• Assignment:
What you need to do is retype every entry exactly as written.

• Material for this exercise:
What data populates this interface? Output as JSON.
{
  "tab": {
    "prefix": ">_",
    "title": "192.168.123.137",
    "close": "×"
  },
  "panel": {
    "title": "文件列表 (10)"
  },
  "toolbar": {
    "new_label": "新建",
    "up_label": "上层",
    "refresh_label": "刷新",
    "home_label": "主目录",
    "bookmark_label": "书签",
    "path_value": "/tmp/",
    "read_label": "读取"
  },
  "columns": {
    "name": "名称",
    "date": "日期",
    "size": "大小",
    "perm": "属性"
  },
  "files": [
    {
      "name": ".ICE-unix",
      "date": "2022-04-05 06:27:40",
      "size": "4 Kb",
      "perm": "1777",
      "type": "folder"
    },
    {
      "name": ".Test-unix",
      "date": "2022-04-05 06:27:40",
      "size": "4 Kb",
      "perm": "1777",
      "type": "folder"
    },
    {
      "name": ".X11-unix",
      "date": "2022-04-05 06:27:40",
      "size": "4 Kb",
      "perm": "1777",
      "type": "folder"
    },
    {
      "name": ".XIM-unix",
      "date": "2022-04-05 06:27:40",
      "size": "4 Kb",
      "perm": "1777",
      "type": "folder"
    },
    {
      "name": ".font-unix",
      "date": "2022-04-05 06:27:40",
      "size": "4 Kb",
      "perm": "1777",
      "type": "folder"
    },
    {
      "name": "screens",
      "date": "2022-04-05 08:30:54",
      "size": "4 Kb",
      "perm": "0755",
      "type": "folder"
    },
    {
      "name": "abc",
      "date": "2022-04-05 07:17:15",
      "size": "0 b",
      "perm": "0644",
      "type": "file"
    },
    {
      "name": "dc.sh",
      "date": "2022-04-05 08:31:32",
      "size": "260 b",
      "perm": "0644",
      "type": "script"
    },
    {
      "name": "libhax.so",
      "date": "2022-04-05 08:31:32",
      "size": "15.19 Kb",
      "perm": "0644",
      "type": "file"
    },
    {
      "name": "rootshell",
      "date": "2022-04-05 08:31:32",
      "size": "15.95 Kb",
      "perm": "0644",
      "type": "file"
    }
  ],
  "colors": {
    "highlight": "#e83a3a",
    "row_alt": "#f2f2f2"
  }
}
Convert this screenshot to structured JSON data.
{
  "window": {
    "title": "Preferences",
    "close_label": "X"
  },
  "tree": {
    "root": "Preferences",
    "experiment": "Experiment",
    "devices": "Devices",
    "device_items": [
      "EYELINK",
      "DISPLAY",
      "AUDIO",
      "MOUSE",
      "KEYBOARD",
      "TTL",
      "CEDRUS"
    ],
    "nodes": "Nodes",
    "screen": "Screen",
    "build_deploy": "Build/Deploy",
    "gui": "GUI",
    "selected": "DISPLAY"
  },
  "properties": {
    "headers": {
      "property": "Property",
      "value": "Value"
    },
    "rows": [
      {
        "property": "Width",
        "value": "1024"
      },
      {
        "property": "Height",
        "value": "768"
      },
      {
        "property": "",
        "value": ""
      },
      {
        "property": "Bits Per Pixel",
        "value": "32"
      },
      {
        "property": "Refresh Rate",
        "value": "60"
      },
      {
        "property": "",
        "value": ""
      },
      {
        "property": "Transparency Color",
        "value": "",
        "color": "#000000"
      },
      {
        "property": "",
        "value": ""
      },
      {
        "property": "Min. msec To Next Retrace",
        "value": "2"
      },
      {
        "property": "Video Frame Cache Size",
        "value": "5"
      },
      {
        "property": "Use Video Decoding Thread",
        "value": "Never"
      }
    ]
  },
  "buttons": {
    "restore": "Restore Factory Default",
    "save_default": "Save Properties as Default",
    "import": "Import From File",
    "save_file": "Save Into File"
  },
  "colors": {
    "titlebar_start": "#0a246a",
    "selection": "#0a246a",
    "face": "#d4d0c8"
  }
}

• Solution for this problem:
What data populates this interface? Output as JSON.
{
  "tab": {
    "prefix": ">_",
    "title": "192.168.123.137",
    "close": "×"
  },
  "panel": {
    "title": "文件列表 (10)"
  },
  "toolbar": {
    "new_label": "新建",
    "up_label": "上层",
    "refresh_label": "刷新",
    "home_label": "主目录",
    "bookmark_label": "书签",
    "path_value": "/tmp/",
    "read_label": "读取"
  },
  "columns": {
    "name": "名称",
    "date": "日期",
    "size": "大小",
    "perm": "属性"
  },
  "files": [
    {
      "name": ".ICE-unix",
      "date": "2022-04-05 06:27:40",
      "size": "4 Kb",
      "perm": "1777",
      "type": "folder"
    },
    {
      "name": ".Test-unix",
      "date": "2022-04-05 06:27:40",
      "size": "4 Kb",
      "perm": "1777",
      "type": "folder"
    },
    {
      "name": ".X11-unix",
      "date": "2022-04-05 06:27:40",
      "size": "4 Kb",
      "perm": "1777",
      "type": "folder"
    },
    {
      "name": ".XIM-unix",
      "date": "2022-04-05 06:27:40",
      "size": "4 Kb",
      "perm": "1777",
      "type": "folder"
    },
    {
      "name": ".font-unix",
      "date": "2022-04-05 06:27:40",
      "size": "4 Kb",
      "perm": "1777",
      "type": "folder"
    },
    {
      "name": "screens",
      "date": "2022-04-05 08:30:54",
      "size": "4 Kb",
      "perm": "0755",
      "type": "folder"
    },
    {
      "name": "abc",
      "date": "2022-04-05 07:17:15",
      "size": "0 b",
      "perm": "0644",
      "type": "file"
    },
    {
      "name": "dc.sh",
      "date": "2022-04-05 08:31:32",
      "size": "260 b",
      "perm": "0644",
      "type": "script"
    },
    {
      "name": "libhax.so",
      "date": "2022-04-05 08:31:32",
      "size": "15.19 Kb",
      "perm": "0644",
      "type": "file"
    },
    {
      "name": "rootshell",
      "date": "2022-04-05 08:31:32",
      "size": "15.95 Kb",
      "perm": "0644",
      "type": "file"
    }
  ],
  "colors": {
    "highlight": "#e83a3a",
    "row_alt": "#f2f2f2"
  }
}
Convert this screenshot to structured JSON data.
{
  "window": {
    "title": "Preferences",
    "close_label": "X"
  },
  "tree": {
    "root": "Preferences",
    "experiment": "Experiment",
    "devices": "Devices",
    "device_items": [
      "EYELINK",
      "DISPLAY",
      "AUDIO",
      "MOUSE",
      "KEYBOARD",
      "TTL",
      "CEDRUS"
    ],
    "nodes": "Nodes",
    "screen": "Screen",
    "build_deploy": "Build/Deploy",
    "gui": "GUI",
    "selected": "DISPLAY"
  },
  "properties": {
    "headers": {
      "property": "Property",
      "value": "Value"
    },
    "rows": [
      {
        "property": "Width",
        "value": "1024"
      },
      {
        "property": "Height",
        "value": "768"
      },
      {
        "property": "",
        "value": ""
      },
      {
        "property": "Bits Per Pixel",
        "value": "32"
      },
      {
        "property": "Refresh Rate",
        "value": "60"
      },
      {
        "property": "",
        "value": ""
      },
      {
        "property": "Transparency Color",
        "value": "",
        "color": "#000000"
      },
      {
        "property": "",
        "value": ""
      },
      {
        "property": "Min. msec To Next Retrace",
        "value": "2"
      },
      {
        "property": "Video Frame Cache Size",
        "value": "5"
      },
      {
        "property": "Use Video Decoding Thread",
        "value": "Never"
      }
    ]
  },
  "buttons": {
    "restore": "Restore Factory Default",
    "save_default": "Save Properties as Default",
    "import": "Import From File",
    "save_file": "Save Into File"
  },
  "colors": {
    "titlebar_start": "#0a246a",
    "selection": "#0a246a",
    "face": "#d4d0c8"
  }
}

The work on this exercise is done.